Hong Kong will never become an independent sovereign state in 2047, says Qiao Xiaoyang, head of the National People’s Congress Law Committee.
“It’s impossible, How would it be possible?”
The comments came after an article in the latest issue of the University of Hong Kong student magazine Undergrad proposed that Hong Kong become a sovereign state recognised by the UN in 2047.
The article argued for the city’s independence on the expiry of the Sino-British Joint Declaration, which rules that Hong Kong should remain unchanged for 50 years after the 1997 handover.
“Even though Hong Kong doesn’t have the conditions to become independent yet ... whether independence is viable or not is not our main concern,” it read. “The main point is whether Hong Kong should become independent.”

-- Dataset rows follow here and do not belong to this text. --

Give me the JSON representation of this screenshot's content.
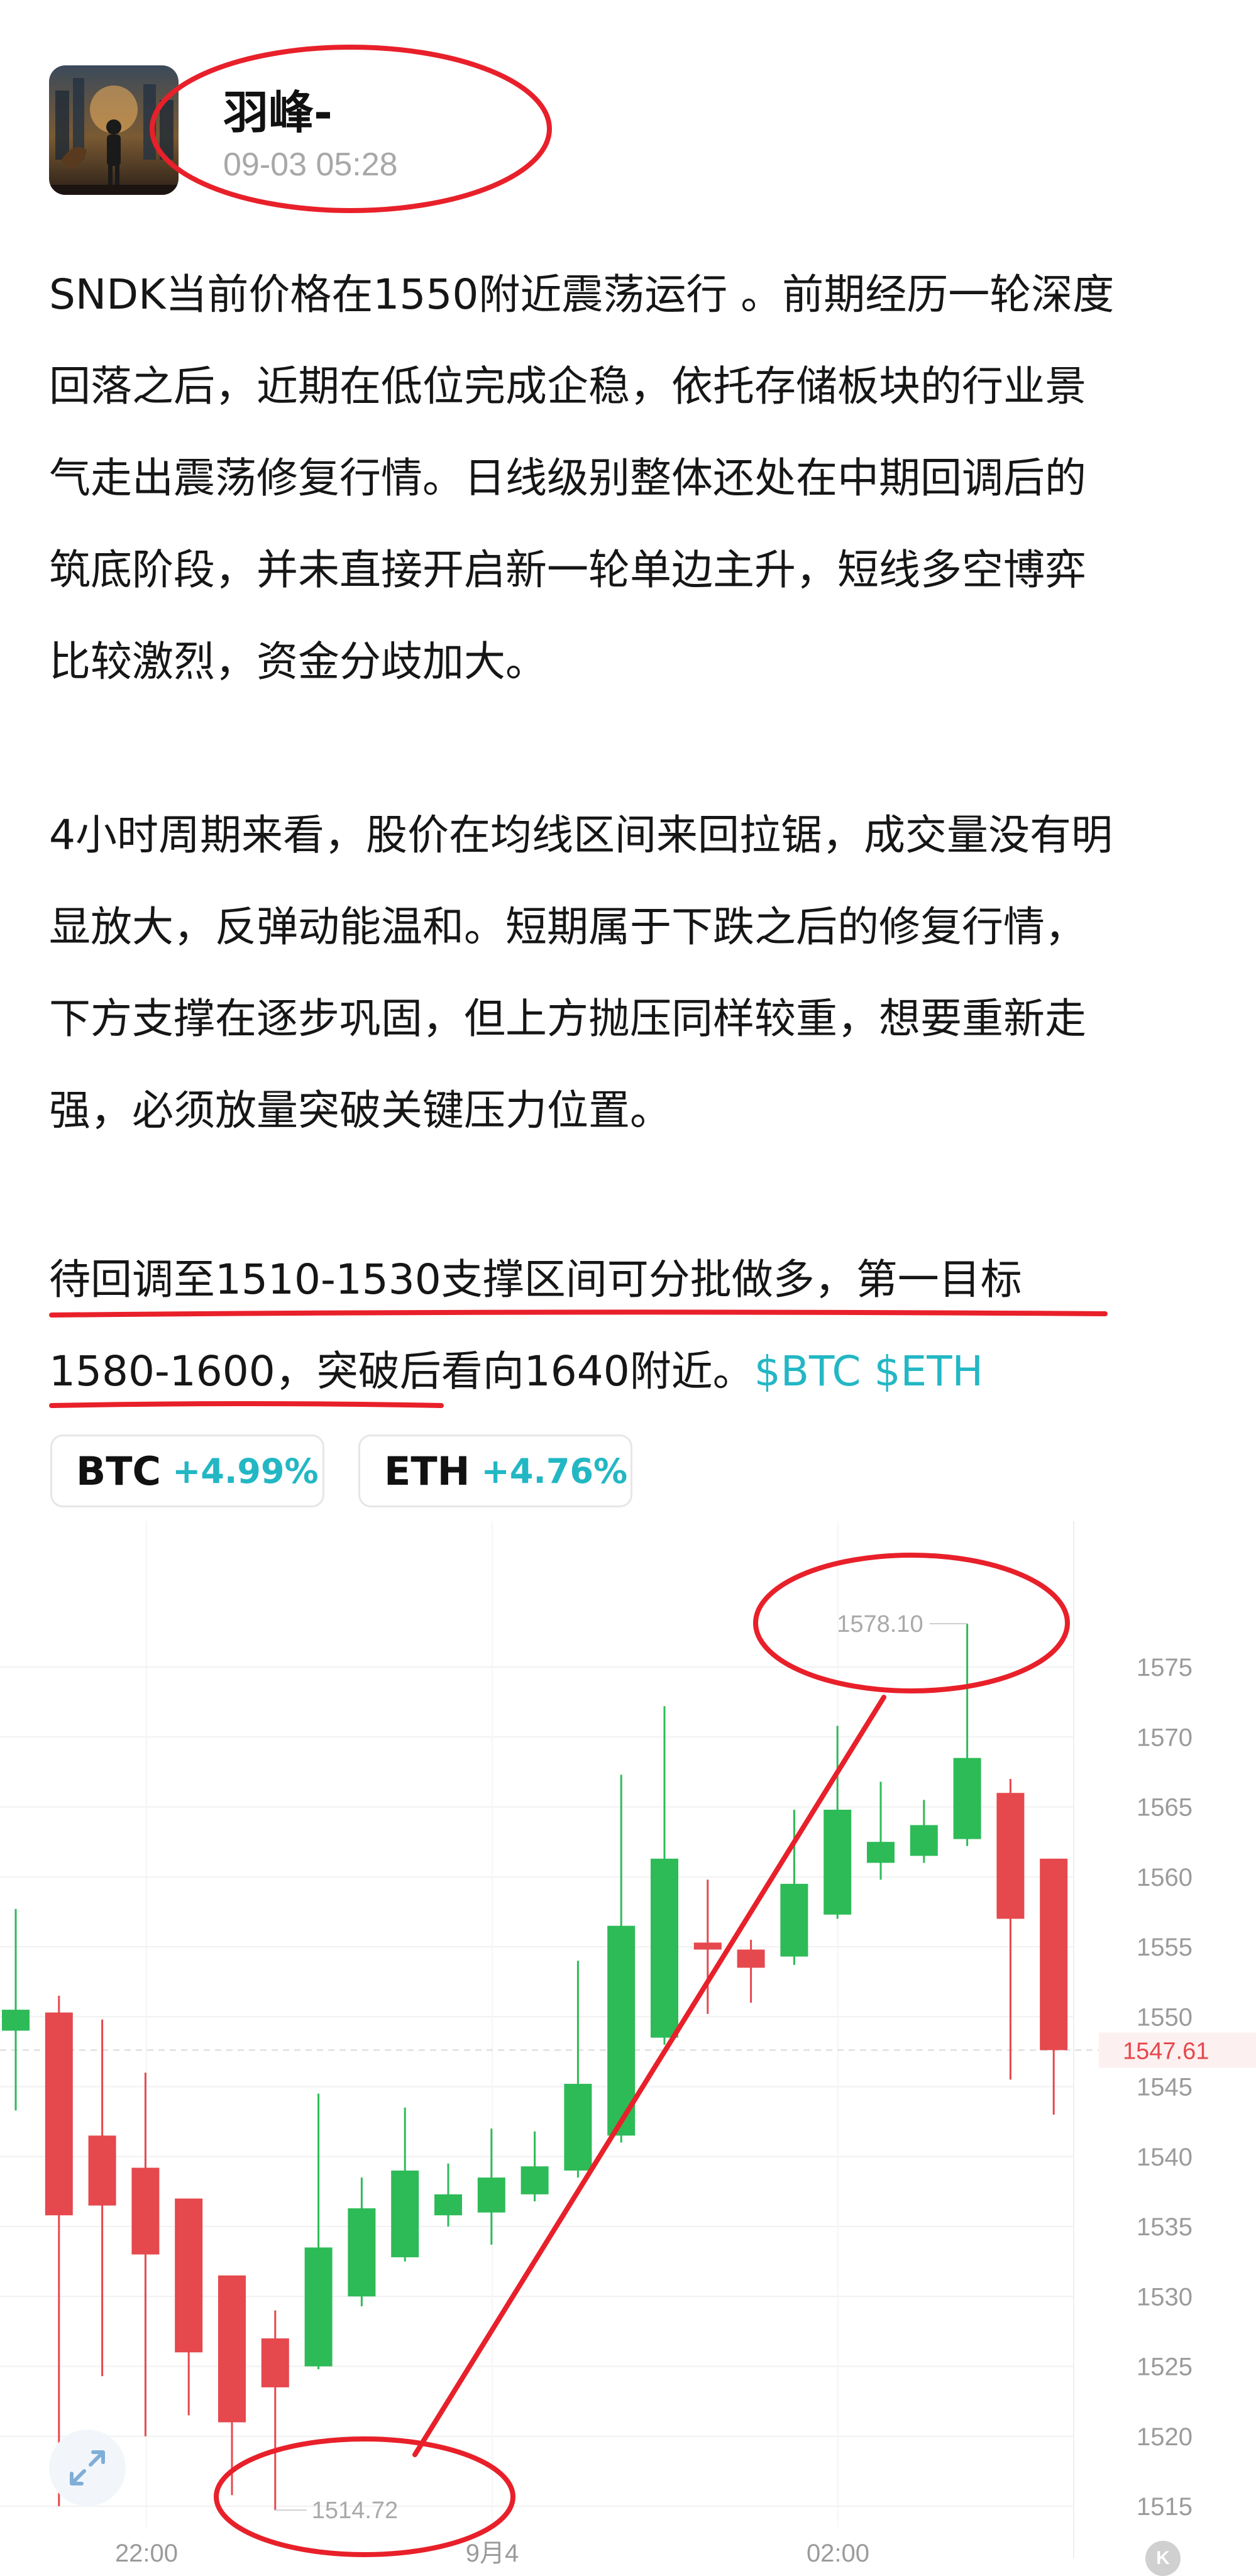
{
  "post": {
    "author": "羽峰-",
    "time": "09-03 05:28",
    "paragraphs": [
      [
        "SNDK当前价格在1550附近震荡运行 。前期经历一轮深度",
        "回落之后，近期在低位完成企稳，依托存储板块的行业景",
        "气走出震荡修复行情。日线级别整体还处在中期回调后的",
        "筑底阶段，并未直接开启新一轮单边主升，短线多空博弈",
        "比较激烈，资金分歧加大。"
      ],
      [
        "4小时周期来看，股价在均线区间来回拉锯，成交量没有明",
        "显放大，反弹动能温和。短期属于下跌之后的修复行情，",
        "下方支撑在逐步巩固，但上方抛压同样较重，想要重新走",
        "强，必须放量突破关键压力位置。"
      ],
      [
        "待回调至1510-1530支撑区间可分批做多，第一目标",
        "1580-1600，突破后看向1640附近。"
      ]
    ],
    "cashtags": "$BTC $ETH"
  },
  "tickers": [
    {
      "symbol": "BTC",
      "change": "+4.99%"
    },
    {
      "symbol": "ETH",
      "change": "+4.76%"
    }
  ],
  "colors": {
    "up": "#2dbb57",
    "down": "#e5484d",
    "accent": "#23b7c4",
    "annotation": "#e8202a"
  },
  "chart_data": {
    "type": "candlestick",
    "y_ticks": [
      1515,
      1520,
      1525,
      1530,
      1535,
      1540,
      1545,
      1550,
      1555,
      1560,
      1565,
      1570,
      1575
    ],
    "x_labels": [
      "22:00",
      "9月4",
      "02:00"
    ],
    "ylim": [
      1512.5,
      1582
    ],
    "high_label": "1578.10",
    "low_label": "1514.72",
    "last_price_label": "1547.61",
    "last_price": 1547.61,
    "candles": [
      {
        "o": 1549.0,
        "h": 1557.7,
        "l": 1543.3,
        "c": 1550.5
      },
      {
        "o": 1550.3,
        "h": 1551.5,
        "l": 1515.0,
        "c": 1535.8
      },
      {
        "o": 1541.5,
        "h": 1549.8,
        "l": 1524.3,
        "c": 1536.5
      },
      {
        "o": 1539.2,
        "h": 1546.0,
        "l": 1520.0,
        "c": 1533.0
      },
      {
        "o": 1537.0,
        "h": 1537.0,
        "l": 1521.5,
        "c": 1526.0
      },
      {
        "o": 1531.5,
        "h": 1531.5,
        "l": 1515.8,
        "c": 1521.0
      },
      {
        "o": 1527.0,
        "h": 1529.0,
        "l": 1514.72,
        "c": 1523.5
      },
      {
        "o": 1525.0,
        "h": 1544.5,
        "l": 1524.8,
        "c": 1533.5
      },
      {
        "o": 1530.0,
        "h": 1538.5,
        "l": 1529.3,
        "c": 1536.3
      },
      {
        "o": 1532.8,
        "h": 1543.5,
        "l": 1532.5,
        "c": 1539.0
      },
      {
        "o": 1535.8,
        "h": 1539.5,
        "l": 1535.0,
        "c": 1537.3
      },
      {
        "o": 1536.0,
        "h": 1542.0,
        "l": 1533.7,
        "c": 1538.5
      },
      {
        "o": 1537.3,
        "h": 1541.8,
        "l": 1536.8,
        "c": 1539.3
      },
      {
        "o": 1539.0,
        "h": 1554.0,
        "l": 1538.5,
        "c": 1545.2
      },
      {
        "o": 1541.5,
        "h": 1567.3,
        "l": 1541.0,
        "c": 1556.5
      },
      {
        "o": 1548.5,
        "h": 1572.2,
        "l": 1548.0,
        "c": 1561.3
      },
      {
        "o": 1555.3,
        "h": 1559.8,
        "l": 1550.2,
        "c": 1554.8
      },
      {
        "o": 1554.8,
        "h": 1555.5,
        "l": 1551.0,
        "c": 1553.5
      },
      {
        "o": 1554.3,
        "h": 1564.8,
        "l": 1553.7,
        "c": 1559.5
      },
      {
        "o": 1557.3,
        "h": 1570.8,
        "l": 1557.0,
        "c": 1564.8
      },
      {
        "o": 1561.0,
        "h": 1566.8,
        "l": 1559.8,
        "c": 1562.5
      },
      {
        "o": 1561.5,
        "h": 1565.5,
        "l": 1561.0,
        "c": 1563.7
      },
      {
        "o": 1562.7,
        "h": 1578.1,
        "l": 1562.2,
        "c": 1568.5
      },
      {
        "o": 1566.0,
        "h": 1567.0,
        "l": 1545.5,
        "c": 1557.0
      },
      {
        "o": 1561.3,
        "h": 1561.3,
        "l": 1543.0,
        "c": 1547.61
      }
    ]
  }
}
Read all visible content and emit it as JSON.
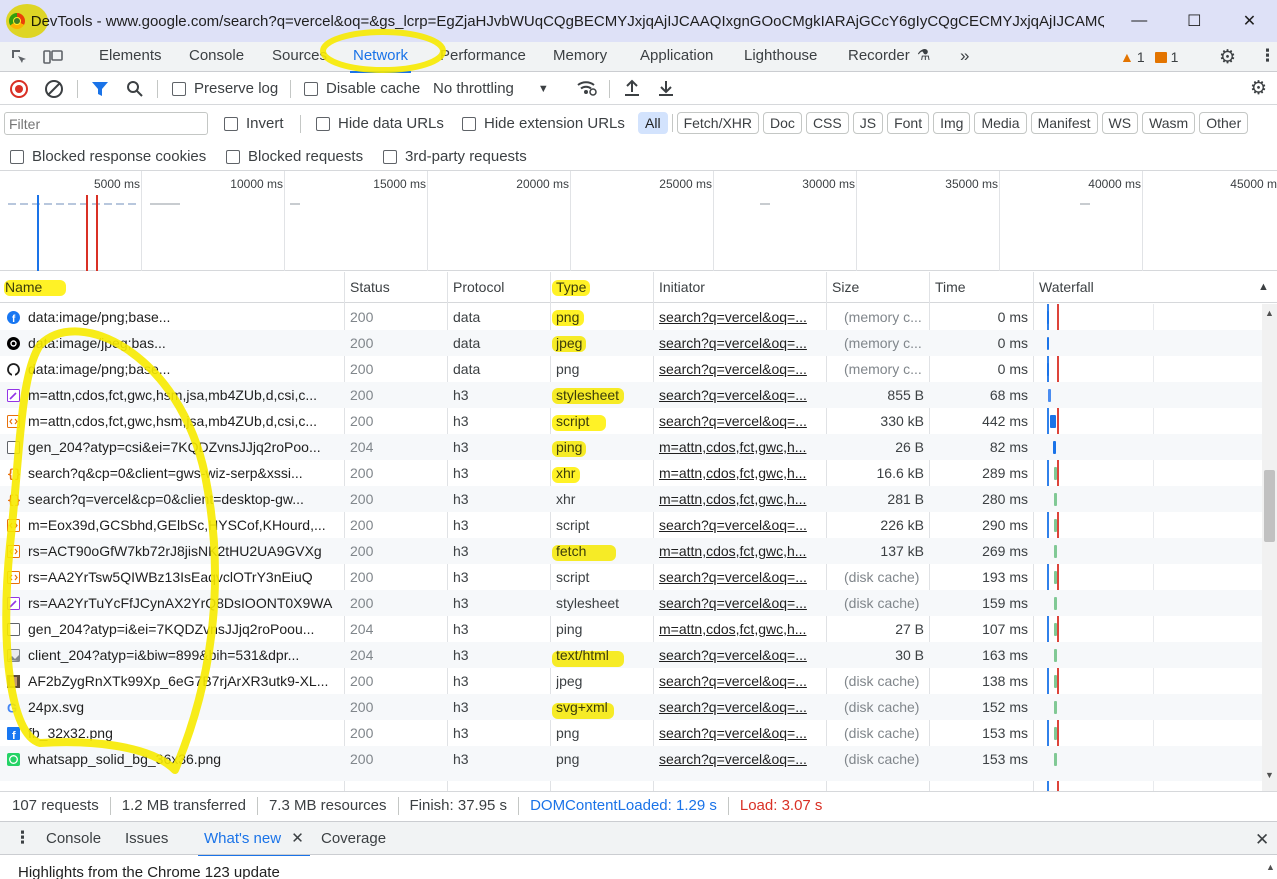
{
  "window": {
    "title": "DevTools - www.google.com/search?q=vercel&oq=&gs_lcrp=EgZjaHJvbWUqCQgBECMYJxjqAjIJCAAQIxgnGOoCMgkIARAjGCcY6gIyCQgCECMYJxjqAjIJCAMQI...",
    "minimize": "—",
    "maximize": "☐",
    "close": "✕"
  },
  "panel_tabs": [
    "Elements",
    "Console",
    "Sources",
    "Network",
    "Performance",
    "Memory",
    "Application",
    "Lighthouse",
    "Recorder"
  ],
  "active_panel": "Network",
  "more_tabs": "»",
  "warnings": {
    "warn_count": "1",
    "issue_count": "1"
  },
  "toolbar": {
    "preserve_log": "Preserve log",
    "disable_cache": "Disable cache",
    "throttling": "No throttling"
  },
  "filter_bar": {
    "placeholder": "Filter",
    "invert": "Invert",
    "hide_data_urls": "Hide data URLs",
    "hide_extension_urls": "Hide extension URLs",
    "types": [
      "All",
      "Fetch/XHR",
      "Doc",
      "CSS",
      "JS",
      "Font",
      "Img",
      "Media",
      "Manifest",
      "WS",
      "Wasm",
      "Other"
    ],
    "active_type": "All"
  },
  "blocked_bar": {
    "blocked_cookies": "Blocked response cookies",
    "blocked_requests": "Blocked requests",
    "third_party": "3rd-party requests"
  },
  "overview": {
    "ticks": [
      "5000 ms",
      "10000 ms",
      "15000 ms",
      "20000 ms",
      "25000 ms",
      "30000 ms",
      "35000 ms",
      "40000 ms",
      "45000 m"
    ]
  },
  "columns": [
    "Name",
    "Status",
    "Protocol",
    "Type",
    "Initiator",
    "Size",
    "Time",
    "Waterfall"
  ],
  "requests": [
    {
      "name": "data:image/png;base...",
      "status": "200",
      "protocol": "data",
      "type": "png",
      "initiator": "search?q=vercel&oq=...",
      "size": "(memory c...",
      "time": "0 ms",
      "icon": "facebook-icon"
    },
    {
      "name": "data:image/jpeg;bas...",
      "status": "200",
      "protocol": "data",
      "type": "jpeg",
      "initiator": "search?q=vercel&oq=...",
      "size": "(memory c...",
      "time": "0 ms",
      "icon": "threads-icon"
    },
    {
      "name": "data:image/png;base...",
      "status": "200",
      "protocol": "data",
      "type": "png",
      "initiator": "search?q=vercel&oq=...",
      "size": "(memory c...",
      "time": "0 ms",
      "icon": "github-icon"
    },
    {
      "name": "m=attn,cdos,fct,gwc,hsm,jsa,mb4ZUb,d,csi,c...",
      "status": "200",
      "protocol": "h3",
      "type": "stylesheet",
      "initiator": "search?q=vercel&oq=...",
      "size": "855 B",
      "time": "68 ms",
      "icon": "stylesheet-icon"
    },
    {
      "name": "m=attn,cdos,fct,gwc,hsm,jsa,mb4ZUb,d,csi,c...",
      "status": "200",
      "protocol": "h3",
      "type": "script",
      "initiator": "search?q=vercel&oq=...",
      "size": "330 kB",
      "time": "442 ms",
      "icon": "script-icon"
    },
    {
      "name": "gen_204?atyp=csi&ei=7KQDZvnsJJjq2roPoo...",
      "status": "204",
      "protocol": "h3",
      "type": "ping",
      "initiator": "m=attn,cdos,fct,gwc,h...",
      "size": "26 B",
      "time": "82 ms",
      "icon": "document-icon"
    },
    {
      "name": "search?q&cp=0&client=gws-wiz-serp&xssi...",
      "status": "200",
      "protocol": "h3",
      "type": "xhr",
      "initiator": "m=attn,cdos,fct,gwc,h...",
      "size": "16.6 kB",
      "time": "289 ms",
      "icon": "xhr-icon"
    },
    {
      "name": "search?q=vercel&cp=0&client=desktop-gw...",
      "status": "200",
      "protocol": "h3",
      "type": "xhr",
      "initiator": "m=attn,cdos,fct,gwc,h...",
      "size": "281 B",
      "time": "280 ms",
      "icon": "xhr-icon"
    },
    {
      "name": "m=Eox39d,GCSbhd,GElbSc,HYSCof,KHourd,...",
      "status": "200",
      "protocol": "h3",
      "type": "script",
      "initiator": "search?q=vercel&oq=...",
      "size": "226 kB",
      "time": "290 ms",
      "icon": "script-icon"
    },
    {
      "name": "rs=ACT90oGfW7kb72rJ8jisNK2tHU2UA9GVXg",
      "status": "200",
      "protocol": "h3",
      "type": "fetch",
      "initiator": "m=attn,cdos,fct,gwc,h...",
      "size": "137 kB",
      "time": "269 ms",
      "icon": "script-icon"
    },
    {
      "name": "rs=AA2YrTsw5QIWBz13IsEaqvclOTrY3nEiuQ",
      "status": "200",
      "protocol": "h3",
      "type": "script",
      "initiator": "search?q=vercel&oq=...",
      "size": "(disk cache)",
      "time": "193 ms",
      "icon": "script-icon"
    },
    {
      "name": "rs=AA2YrTuYcFfJCynAX2YrQ8DsIOONT0X9WA",
      "status": "200",
      "protocol": "h3",
      "type": "stylesheet",
      "initiator": "search?q=vercel&oq=...",
      "size": "(disk cache)",
      "time": "159 ms",
      "icon": "stylesheet-icon"
    },
    {
      "name": "gen_204?atyp=i&ei=7KQDZvnsJJjq2roPoou...",
      "status": "204",
      "protocol": "h3",
      "type": "ping",
      "initiator": "m=attn,cdos,fct,gwc,h...",
      "size": "27 B",
      "time": "107 ms",
      "icon": "document-icon"
    },
    {
      "name": "client_204?atyp=i&biw=899&bih=531&dpr...",
      "status": "204",
      "protocol": "h3",
      "type": "text/html",
      "initiator": "search?q=vercel&oq=...",
      "size": "30 B",
      "time": "163 ms",
      "icon": "image-icon"
    },
    {
      "name": "AF2bZygRnXTk99Xp_6eG7B7rjArXR3utk9-XL...",
      "status": "200",
      "protocol": "h3",
      "type": "jpeg",
      "initiator": "search?q=vercel&oq=...",
      "size": "(disk cache)",
      "time": "138 ms",
      "icon": "photo-icon"
    },
    {
      "name": "24px.svg",
      "status": "200",
      "protocol": "h3",
      "type": "svg+xml",
      "initiator": "search?q=vercel&oq=...",
      "size": "(disk cache)",
      "time": "152 ms",
      "icon": "google-icon"
    },
    {
      "name": "fb_32x32.png",
      "status": "200",
      "protocol": "h3",
      "type": "png",
      "initiator": "search?q=vercel&oq=...",
      "size": "(disk cache)",
      "time": "153 ms",
      "icon": "facebook-square-icon"
    },
    {
      "name": "whatsapp_solid_bg_36x36.png",
      "status": "200",
      "protocol": "h3",
      "type": "png",
      "initiator": "search?q=vercel&oq=...",
      "size": "(disk cache)",
      "time": "153 ms",
      "icon": "whatsapp-icon"
    }
  ],
  "summary": {
    "requests": "107 requests",
    "transferred": "1.2 MB transferred",
    "resources": "7.3 MB resources",
    "finish": "Finish: 37.95 s",
    "dcl": "DOMContentLoaded: 1.29 s",
    "load": "Load: 3.07 s"
  },
  "drawer": {
    "tabs": [
      "Console",
      "Issues",
      "What's new",
      "Coverage"
    ],
    "active": "What's new",
    "content": "Highlights from the Chrome 123 update"
  },
  "colors": {
    "accent": "#1a73e8",
    "highlight": "#fff000",
    "load_line": "#d93025",
    "dcl_line": "#1a73e8"
  }
}
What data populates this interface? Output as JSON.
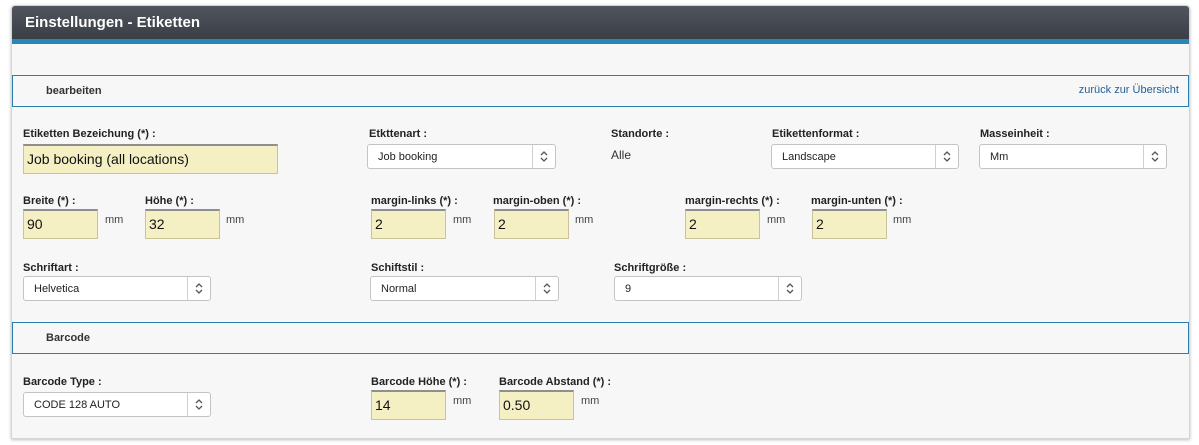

Secretary for Justice Rimsky Yuen Kwok-keung also didn't agree with the students’ suggestion, though he added it was “a good thing to discuss Hong Kong’s future development."
“I can’t see why ‘one country, two systems’ needs any change,” says a student surnamed Yuen, an HKU law graduate, said.
Yurn also says that, “(students) seem to be exploring ways to achieve democracy. If so, I would suggest improving ‘one country, two systems'," which he says is more pragmatic and feasible way for the city to achieve democracy.
With the rise of anti-mainland sentiment among the city’s youth, the future of Hong Kong beyond 2047 has become a topic of debate. The young people of the city are saying Hong Kong's autonomy has been compromised by China’s ever-strengthening political influence.
“I do think it should be up to the Hong Kong people to decide if we should be independent or not," says YP junior reporter Joshua Lee, 17, from Sha Tin College. "Hongkongers should have a right to decide their own future, rather than have Beijing decide for us. It seems Beijing just enforces their ideas of what Hong Kong is without considering how Hongkongers actually feel, or if the ideas are applicable to the city."
Joshua also says that a poll, similar to The Scottish Independence Referendum Bill in 2014, should take place in the city.
Another junior reporter, Veronica Lin, says young people should just accept that Hong Kong is a part of China. “A stable and peaceful society is what we need, so I think we should accept the rule of the Chinese government,” the 16-year-old Hong Kong International School student says.
The University of Hong Kong student Joseph Ho Hei-chi, 20, focused more on the identity of Hongkongers after the 1997 handover. “I don’t think independence is impossible, but I hope we can emphasise the discussion of our identity and relationship with mainlanders," says 20-year-old University of Hong Kong student, Joseph Ho Hei-chi. "Xenophobic sentiments towards China shouldn’t exist. If we become independent, we will still have a close economic and political tie to the mainland."